= Goal of the exercise =
For this exercise, repeat the records below exactly and omit every picture.

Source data
--- START ---

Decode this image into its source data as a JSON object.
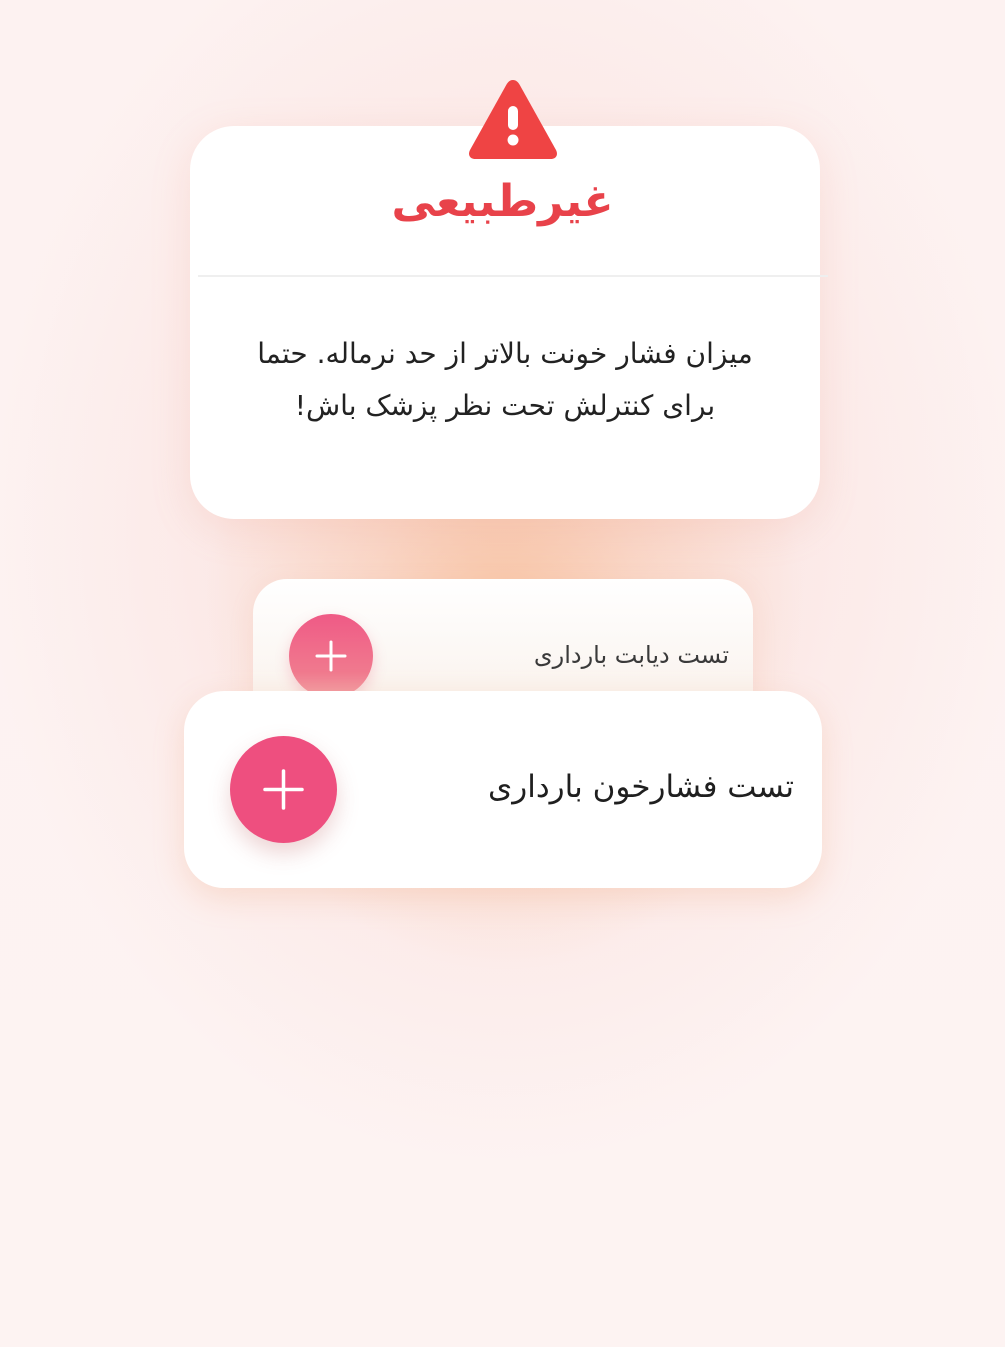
{
  "alert": {
    "icon": "warning-triangle-icon",
    "title": "غیرطبیعی",
    "message": "میزان فشار خونت بالاتر از حد نرماله. حتما برای کنترلش تحت نظر پزشک باش!",
    "title_color": "#e8424a",
    "icon_color": "#ef4444"
  },
  "cards": {
    "back": {
      "label": "تست دیابت بارداری",
      "button_icon": "plus-icon"
    },
    "front": {
      "label": "تست فشارخون بارداری",
      "button_icon": "plus-icon"
    }
  },
  "colors": {
    "accent": "#ee4f7f"
  }
}
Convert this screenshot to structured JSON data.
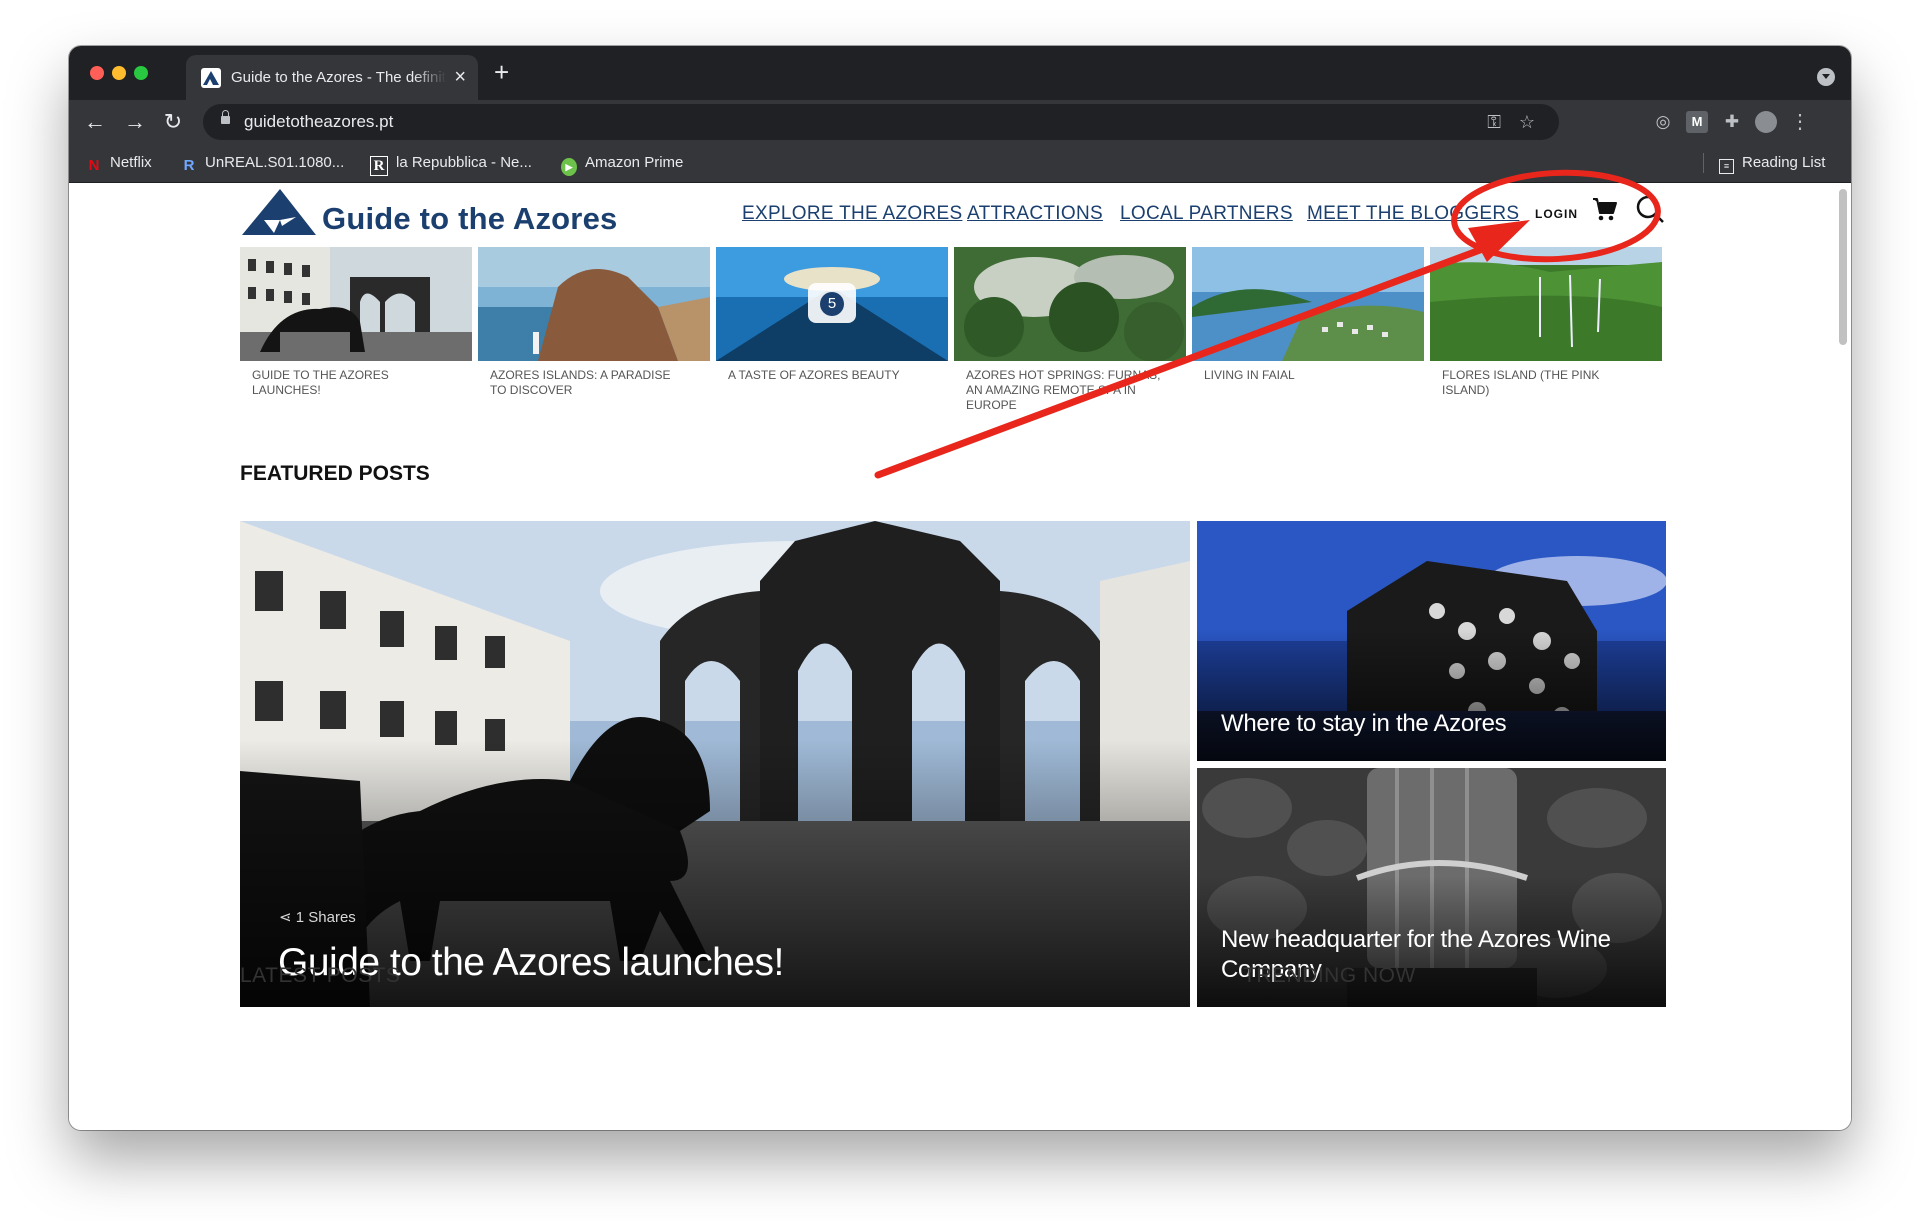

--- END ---

= Solution to this task =
Decode this image into its source data as a JSON object.
{
  "alert": {
    "icon": "warning-triangle-icon",
    "title": "غیرطبیعی",
    "message": "میزان فشار خونت بالاتر از حد نرماله. حتما برای کنترلش تحت نظر پزشک باش!",
    "title_color": "#e8424a",
    "icon_color": "#ef4444"
  },
  "cards": {
    "back": {
      "label": "تست دیابت بارداری",
      "button_icon": "plus-icon"
    },
    "front": {
      "label": "تست فشارخون بارداری",
      "button_icon": "plus-icon"
    }
  },
  "colors": {
    "accent": "#ee4f7f"
  }
}
Convert this screenshot to structured JSON data.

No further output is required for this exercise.